▸ **Aim of the task**
Tally the lines of the material that carry the word "JSON". Give no more than the number.

▸ **Data for processing**
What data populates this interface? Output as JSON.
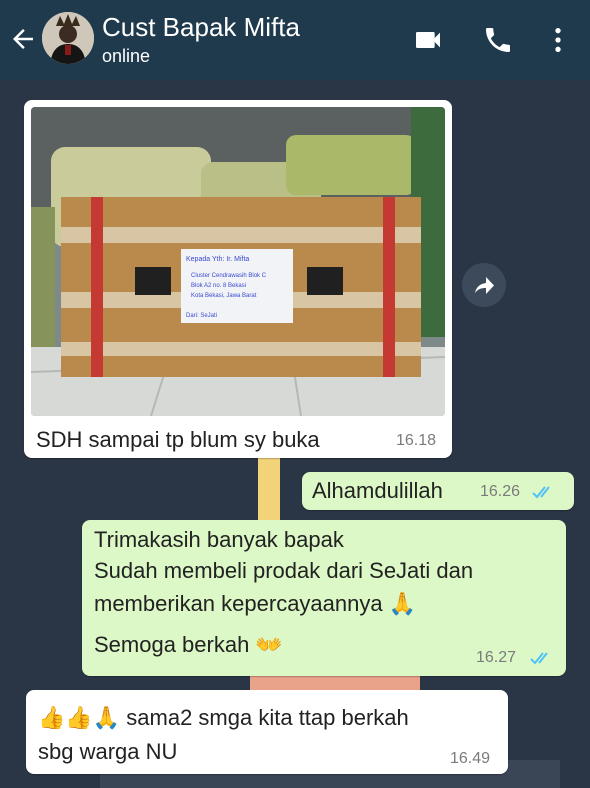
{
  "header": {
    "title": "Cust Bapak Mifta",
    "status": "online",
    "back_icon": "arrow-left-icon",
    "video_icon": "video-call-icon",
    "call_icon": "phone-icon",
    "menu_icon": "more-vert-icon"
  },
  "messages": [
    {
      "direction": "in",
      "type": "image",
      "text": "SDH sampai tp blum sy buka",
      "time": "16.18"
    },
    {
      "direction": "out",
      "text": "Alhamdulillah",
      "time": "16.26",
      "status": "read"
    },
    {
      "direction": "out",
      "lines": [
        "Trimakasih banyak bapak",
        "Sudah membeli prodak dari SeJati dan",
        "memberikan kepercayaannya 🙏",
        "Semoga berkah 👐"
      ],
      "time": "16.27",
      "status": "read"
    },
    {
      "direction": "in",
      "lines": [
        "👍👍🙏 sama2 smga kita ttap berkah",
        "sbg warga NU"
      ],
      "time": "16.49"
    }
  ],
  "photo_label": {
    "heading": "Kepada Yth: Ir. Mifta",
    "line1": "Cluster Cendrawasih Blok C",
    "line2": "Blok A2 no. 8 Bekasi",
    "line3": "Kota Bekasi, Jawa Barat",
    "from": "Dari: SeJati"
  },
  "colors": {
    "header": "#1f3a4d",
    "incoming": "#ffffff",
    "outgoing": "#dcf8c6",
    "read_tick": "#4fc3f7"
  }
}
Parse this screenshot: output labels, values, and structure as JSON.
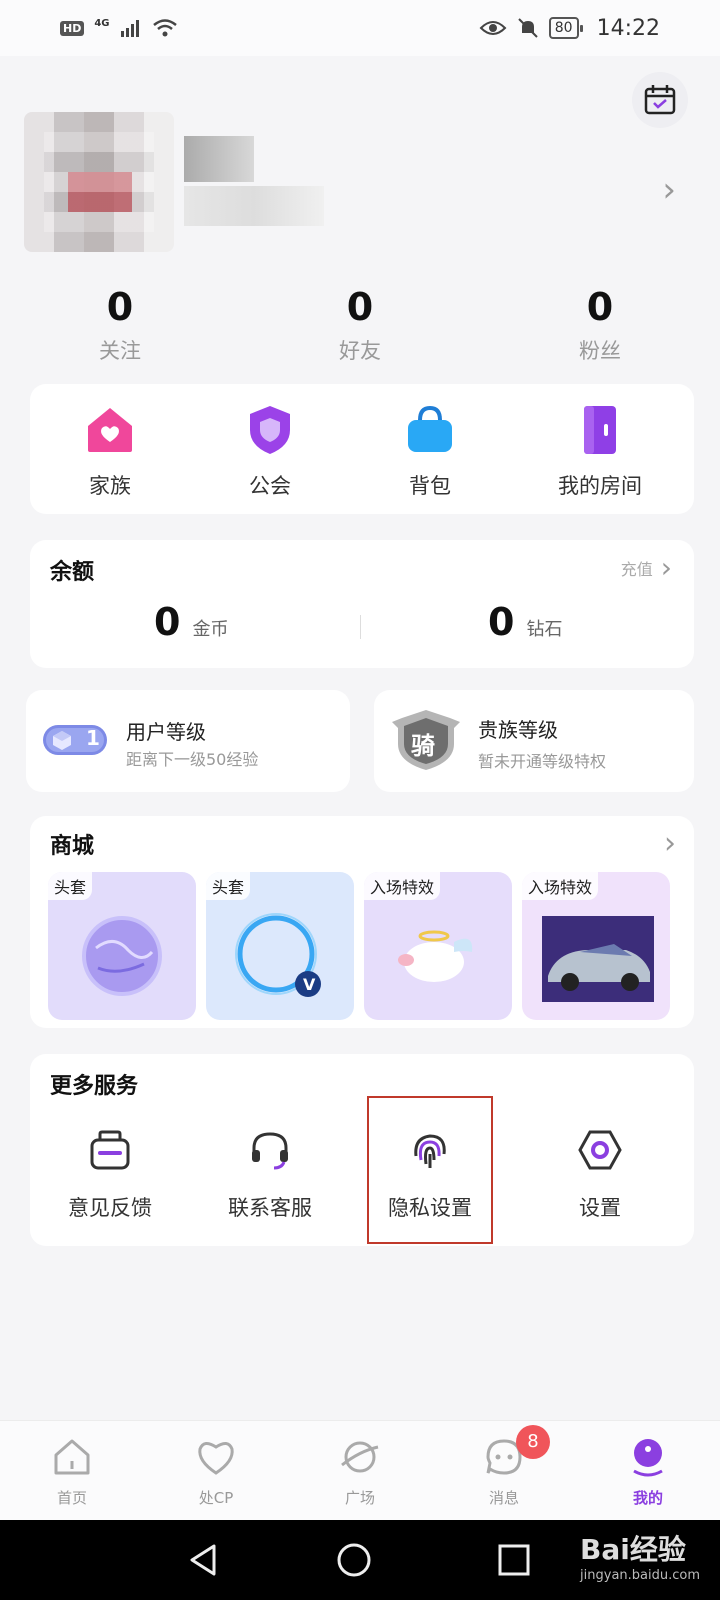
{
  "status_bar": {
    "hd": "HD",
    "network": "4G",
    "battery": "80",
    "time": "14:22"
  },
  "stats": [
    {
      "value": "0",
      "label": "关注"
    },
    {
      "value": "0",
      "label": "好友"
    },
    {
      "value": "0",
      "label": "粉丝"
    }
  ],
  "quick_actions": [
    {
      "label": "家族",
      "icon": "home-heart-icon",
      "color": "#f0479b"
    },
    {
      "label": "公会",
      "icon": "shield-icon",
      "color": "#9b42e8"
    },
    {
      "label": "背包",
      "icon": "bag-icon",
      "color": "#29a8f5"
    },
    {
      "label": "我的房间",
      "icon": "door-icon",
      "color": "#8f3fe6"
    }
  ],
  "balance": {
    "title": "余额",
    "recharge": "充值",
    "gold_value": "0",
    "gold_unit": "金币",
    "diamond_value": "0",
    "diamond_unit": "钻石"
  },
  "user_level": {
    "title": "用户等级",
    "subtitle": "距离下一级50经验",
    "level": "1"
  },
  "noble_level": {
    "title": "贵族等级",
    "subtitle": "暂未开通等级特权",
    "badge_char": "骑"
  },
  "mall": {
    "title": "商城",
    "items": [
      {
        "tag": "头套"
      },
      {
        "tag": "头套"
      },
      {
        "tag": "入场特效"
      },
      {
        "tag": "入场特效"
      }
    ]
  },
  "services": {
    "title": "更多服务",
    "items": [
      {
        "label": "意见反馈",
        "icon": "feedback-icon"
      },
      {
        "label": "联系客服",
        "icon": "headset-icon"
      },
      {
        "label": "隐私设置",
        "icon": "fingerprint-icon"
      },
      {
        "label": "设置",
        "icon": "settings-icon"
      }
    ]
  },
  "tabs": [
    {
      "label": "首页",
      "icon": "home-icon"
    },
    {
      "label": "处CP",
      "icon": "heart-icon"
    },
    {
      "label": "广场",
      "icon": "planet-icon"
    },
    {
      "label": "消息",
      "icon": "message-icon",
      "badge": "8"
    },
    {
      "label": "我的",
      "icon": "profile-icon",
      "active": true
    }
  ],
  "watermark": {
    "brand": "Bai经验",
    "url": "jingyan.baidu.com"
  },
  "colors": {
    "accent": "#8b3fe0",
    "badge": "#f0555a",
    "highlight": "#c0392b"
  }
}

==

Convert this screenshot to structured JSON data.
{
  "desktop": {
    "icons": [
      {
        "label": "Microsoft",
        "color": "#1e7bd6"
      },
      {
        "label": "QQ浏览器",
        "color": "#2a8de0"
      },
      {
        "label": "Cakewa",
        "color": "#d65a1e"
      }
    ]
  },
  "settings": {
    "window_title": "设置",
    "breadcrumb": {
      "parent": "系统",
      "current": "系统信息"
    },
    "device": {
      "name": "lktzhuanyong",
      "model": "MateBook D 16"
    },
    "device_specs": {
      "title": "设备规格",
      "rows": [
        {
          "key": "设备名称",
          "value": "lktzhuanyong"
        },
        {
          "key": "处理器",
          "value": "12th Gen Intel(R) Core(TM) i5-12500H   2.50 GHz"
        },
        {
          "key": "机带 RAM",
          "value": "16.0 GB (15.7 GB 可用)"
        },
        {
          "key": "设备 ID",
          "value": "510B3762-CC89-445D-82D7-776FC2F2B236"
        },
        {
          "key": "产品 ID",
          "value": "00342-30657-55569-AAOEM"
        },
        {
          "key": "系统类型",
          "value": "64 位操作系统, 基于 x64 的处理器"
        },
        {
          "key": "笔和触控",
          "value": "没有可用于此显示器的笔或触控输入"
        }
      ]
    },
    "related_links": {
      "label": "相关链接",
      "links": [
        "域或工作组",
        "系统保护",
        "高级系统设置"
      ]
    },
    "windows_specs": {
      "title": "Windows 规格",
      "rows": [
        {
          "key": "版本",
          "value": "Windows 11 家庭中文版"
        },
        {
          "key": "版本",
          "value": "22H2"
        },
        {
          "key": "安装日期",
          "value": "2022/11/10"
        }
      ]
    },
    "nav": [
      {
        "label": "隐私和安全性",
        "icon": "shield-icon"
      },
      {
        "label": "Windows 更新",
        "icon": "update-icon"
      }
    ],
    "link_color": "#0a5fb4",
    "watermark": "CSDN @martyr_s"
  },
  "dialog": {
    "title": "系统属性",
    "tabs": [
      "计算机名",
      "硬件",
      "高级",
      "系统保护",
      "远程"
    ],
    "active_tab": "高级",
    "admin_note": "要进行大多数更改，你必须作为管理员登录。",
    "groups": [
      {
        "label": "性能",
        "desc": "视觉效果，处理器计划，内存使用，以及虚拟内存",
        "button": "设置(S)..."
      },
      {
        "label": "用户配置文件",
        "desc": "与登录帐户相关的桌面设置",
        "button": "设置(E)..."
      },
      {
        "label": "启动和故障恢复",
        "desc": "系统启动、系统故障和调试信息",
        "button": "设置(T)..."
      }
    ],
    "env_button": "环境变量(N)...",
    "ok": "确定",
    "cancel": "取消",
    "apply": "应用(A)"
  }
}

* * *

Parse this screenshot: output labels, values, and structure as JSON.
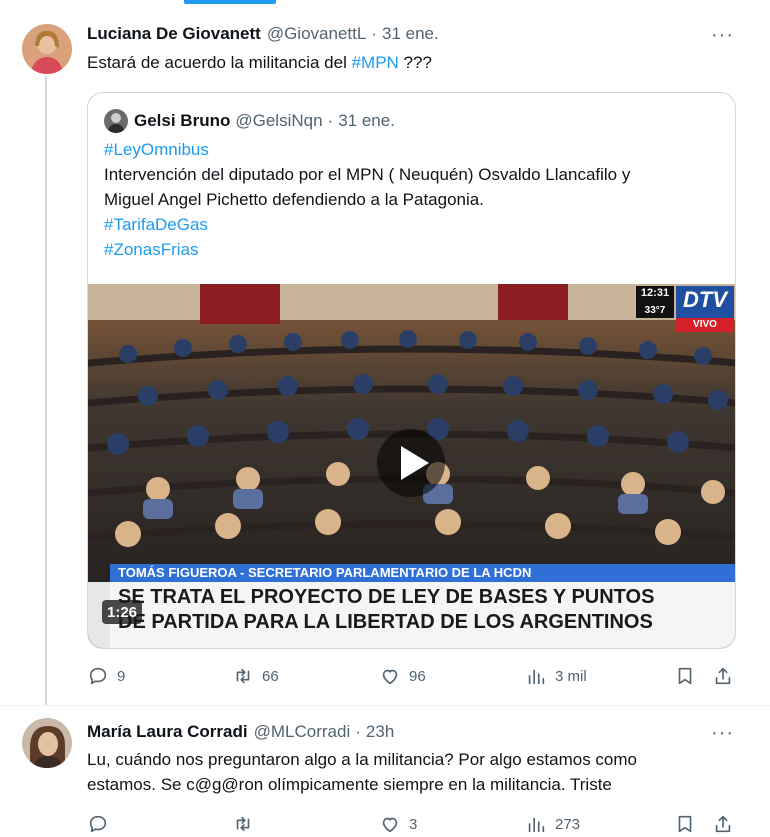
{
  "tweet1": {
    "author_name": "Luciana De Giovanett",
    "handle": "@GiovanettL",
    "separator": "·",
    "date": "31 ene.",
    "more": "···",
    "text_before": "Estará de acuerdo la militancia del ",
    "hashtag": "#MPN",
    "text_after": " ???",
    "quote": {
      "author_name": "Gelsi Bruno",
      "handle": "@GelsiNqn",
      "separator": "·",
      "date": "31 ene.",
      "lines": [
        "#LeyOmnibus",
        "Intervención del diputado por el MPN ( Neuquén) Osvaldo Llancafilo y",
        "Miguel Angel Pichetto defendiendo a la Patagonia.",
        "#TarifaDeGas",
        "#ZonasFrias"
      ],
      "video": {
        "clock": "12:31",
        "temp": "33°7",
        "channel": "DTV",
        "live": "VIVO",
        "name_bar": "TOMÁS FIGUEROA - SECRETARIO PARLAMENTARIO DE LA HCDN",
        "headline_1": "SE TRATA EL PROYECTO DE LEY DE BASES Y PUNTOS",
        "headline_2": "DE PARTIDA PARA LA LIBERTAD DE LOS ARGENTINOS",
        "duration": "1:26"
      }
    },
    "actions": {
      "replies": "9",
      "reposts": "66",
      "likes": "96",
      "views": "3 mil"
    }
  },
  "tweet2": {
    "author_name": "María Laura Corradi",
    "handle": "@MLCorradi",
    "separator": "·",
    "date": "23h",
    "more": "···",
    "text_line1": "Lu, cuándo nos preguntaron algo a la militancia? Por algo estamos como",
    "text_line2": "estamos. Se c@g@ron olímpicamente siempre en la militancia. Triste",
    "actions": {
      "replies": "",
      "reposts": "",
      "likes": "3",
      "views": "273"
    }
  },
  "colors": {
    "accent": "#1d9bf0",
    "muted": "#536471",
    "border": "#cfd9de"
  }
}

▸ **Your solution**
4